▶ **Problem requirements**
Search the records below for the word "that" and show every line where it occurs.

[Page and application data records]
┄┄┄┄┄┄
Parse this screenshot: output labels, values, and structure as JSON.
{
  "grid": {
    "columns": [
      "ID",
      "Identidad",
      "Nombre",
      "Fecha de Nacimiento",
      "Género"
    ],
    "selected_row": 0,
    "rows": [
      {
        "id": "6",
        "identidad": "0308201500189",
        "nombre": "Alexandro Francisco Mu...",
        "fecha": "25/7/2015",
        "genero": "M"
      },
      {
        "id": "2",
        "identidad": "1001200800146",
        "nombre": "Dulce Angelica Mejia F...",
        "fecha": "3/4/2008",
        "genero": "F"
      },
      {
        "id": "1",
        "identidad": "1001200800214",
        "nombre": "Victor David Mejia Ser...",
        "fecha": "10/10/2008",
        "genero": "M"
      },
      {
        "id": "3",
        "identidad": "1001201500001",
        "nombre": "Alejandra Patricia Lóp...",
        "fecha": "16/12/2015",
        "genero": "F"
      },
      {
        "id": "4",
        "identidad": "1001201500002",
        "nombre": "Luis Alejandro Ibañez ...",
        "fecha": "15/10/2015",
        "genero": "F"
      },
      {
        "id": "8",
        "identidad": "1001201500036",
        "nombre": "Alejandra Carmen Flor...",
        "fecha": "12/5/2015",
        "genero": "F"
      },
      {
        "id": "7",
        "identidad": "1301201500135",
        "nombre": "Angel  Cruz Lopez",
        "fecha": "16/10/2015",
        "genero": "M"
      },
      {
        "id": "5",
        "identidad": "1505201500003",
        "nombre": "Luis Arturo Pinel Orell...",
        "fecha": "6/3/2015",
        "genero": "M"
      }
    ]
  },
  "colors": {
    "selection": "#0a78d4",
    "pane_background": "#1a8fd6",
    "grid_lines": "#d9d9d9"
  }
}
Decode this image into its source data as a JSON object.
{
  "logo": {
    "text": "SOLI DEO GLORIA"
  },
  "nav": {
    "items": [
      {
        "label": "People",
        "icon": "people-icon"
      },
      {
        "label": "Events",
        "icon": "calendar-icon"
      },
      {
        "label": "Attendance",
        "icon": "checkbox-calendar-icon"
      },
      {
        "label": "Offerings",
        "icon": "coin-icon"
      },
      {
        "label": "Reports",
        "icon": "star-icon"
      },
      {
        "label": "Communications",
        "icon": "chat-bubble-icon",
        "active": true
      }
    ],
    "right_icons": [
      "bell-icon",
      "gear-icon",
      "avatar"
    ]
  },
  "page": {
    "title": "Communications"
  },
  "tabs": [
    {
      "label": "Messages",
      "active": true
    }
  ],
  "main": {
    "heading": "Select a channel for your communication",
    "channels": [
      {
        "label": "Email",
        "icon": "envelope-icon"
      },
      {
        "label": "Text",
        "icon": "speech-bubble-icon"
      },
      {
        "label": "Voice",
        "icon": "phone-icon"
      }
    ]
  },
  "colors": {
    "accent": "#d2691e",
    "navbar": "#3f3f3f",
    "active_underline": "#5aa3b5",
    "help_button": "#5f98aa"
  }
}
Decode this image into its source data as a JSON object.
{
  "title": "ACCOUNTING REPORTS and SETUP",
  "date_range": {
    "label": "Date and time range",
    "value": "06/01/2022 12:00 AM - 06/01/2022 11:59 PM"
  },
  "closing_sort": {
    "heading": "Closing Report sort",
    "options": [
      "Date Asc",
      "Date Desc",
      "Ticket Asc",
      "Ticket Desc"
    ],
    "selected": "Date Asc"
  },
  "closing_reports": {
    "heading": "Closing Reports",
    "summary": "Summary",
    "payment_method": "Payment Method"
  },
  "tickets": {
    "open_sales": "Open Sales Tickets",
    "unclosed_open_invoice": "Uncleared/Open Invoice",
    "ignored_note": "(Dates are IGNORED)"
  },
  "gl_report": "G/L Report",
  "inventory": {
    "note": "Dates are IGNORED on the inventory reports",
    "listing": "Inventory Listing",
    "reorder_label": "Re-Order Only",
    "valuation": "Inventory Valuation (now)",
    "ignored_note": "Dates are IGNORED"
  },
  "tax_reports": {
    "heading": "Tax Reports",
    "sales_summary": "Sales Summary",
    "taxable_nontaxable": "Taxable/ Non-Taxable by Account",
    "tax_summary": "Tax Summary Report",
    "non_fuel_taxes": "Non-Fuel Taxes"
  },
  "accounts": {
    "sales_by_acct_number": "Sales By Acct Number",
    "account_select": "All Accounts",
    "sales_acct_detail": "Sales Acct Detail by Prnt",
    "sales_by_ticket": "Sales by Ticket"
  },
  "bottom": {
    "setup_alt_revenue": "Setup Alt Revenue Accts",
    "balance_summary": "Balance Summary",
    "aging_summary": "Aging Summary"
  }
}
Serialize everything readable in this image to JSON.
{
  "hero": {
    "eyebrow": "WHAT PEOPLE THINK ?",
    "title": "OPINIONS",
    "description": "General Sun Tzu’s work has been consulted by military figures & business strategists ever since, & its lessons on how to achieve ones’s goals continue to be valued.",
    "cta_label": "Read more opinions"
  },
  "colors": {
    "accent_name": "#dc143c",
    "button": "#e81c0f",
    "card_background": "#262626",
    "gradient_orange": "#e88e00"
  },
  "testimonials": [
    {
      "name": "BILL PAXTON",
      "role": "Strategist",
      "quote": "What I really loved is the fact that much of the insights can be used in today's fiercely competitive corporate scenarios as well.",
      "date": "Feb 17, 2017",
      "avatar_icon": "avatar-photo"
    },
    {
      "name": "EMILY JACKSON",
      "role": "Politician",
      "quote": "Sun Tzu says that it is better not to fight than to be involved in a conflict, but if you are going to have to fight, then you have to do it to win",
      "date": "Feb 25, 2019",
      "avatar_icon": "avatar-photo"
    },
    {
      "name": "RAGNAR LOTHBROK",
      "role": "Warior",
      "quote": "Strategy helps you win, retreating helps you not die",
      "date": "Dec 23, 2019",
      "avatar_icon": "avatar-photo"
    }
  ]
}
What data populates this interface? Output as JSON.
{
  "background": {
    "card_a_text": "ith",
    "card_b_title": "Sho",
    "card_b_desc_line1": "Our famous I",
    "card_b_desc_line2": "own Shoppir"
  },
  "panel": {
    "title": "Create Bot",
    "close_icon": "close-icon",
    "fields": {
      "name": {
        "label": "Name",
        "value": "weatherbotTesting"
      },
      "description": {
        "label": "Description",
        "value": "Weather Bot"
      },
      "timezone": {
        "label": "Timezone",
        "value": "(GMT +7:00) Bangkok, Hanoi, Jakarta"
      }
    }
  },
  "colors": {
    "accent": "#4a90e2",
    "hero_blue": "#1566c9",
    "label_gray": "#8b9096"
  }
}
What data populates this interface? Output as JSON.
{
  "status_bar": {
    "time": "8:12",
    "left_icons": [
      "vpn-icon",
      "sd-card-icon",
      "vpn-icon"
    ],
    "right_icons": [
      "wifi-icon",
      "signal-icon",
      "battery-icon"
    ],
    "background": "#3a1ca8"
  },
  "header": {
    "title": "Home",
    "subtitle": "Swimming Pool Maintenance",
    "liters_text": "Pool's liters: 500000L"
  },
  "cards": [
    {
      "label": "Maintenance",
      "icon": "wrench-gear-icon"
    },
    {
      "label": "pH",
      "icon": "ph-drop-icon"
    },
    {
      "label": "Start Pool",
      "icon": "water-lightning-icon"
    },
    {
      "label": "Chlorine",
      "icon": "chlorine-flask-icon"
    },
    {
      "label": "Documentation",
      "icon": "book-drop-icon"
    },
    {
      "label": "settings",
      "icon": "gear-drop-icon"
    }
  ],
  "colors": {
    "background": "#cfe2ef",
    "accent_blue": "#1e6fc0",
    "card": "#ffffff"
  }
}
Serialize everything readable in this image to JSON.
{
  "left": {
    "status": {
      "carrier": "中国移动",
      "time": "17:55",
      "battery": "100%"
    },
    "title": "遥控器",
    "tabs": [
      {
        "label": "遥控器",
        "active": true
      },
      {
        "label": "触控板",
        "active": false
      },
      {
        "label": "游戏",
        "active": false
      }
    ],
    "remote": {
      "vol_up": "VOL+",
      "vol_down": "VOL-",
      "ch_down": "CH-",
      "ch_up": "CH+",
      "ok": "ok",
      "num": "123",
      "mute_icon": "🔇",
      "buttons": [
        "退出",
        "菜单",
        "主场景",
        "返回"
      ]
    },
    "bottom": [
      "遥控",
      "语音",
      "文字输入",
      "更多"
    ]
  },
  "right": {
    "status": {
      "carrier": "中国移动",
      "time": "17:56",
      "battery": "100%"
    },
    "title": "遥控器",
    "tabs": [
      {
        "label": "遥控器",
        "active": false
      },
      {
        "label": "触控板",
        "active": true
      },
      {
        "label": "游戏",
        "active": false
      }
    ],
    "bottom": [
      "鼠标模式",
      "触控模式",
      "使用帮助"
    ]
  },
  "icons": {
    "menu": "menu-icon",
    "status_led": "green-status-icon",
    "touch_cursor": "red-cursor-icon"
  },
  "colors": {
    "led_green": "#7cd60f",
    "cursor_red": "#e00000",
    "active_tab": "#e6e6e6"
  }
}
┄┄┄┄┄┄
▶ **Result for this exercise**
      "quote": "What I really loved is the fact that much of the insights can be used in today's fiercely competitive corporate scenarios as well.",
      "quote": "Sun Tzu says that it is better not to fight than to be involved in a conflict, but if you are going to have to fight, then you have to do it to win",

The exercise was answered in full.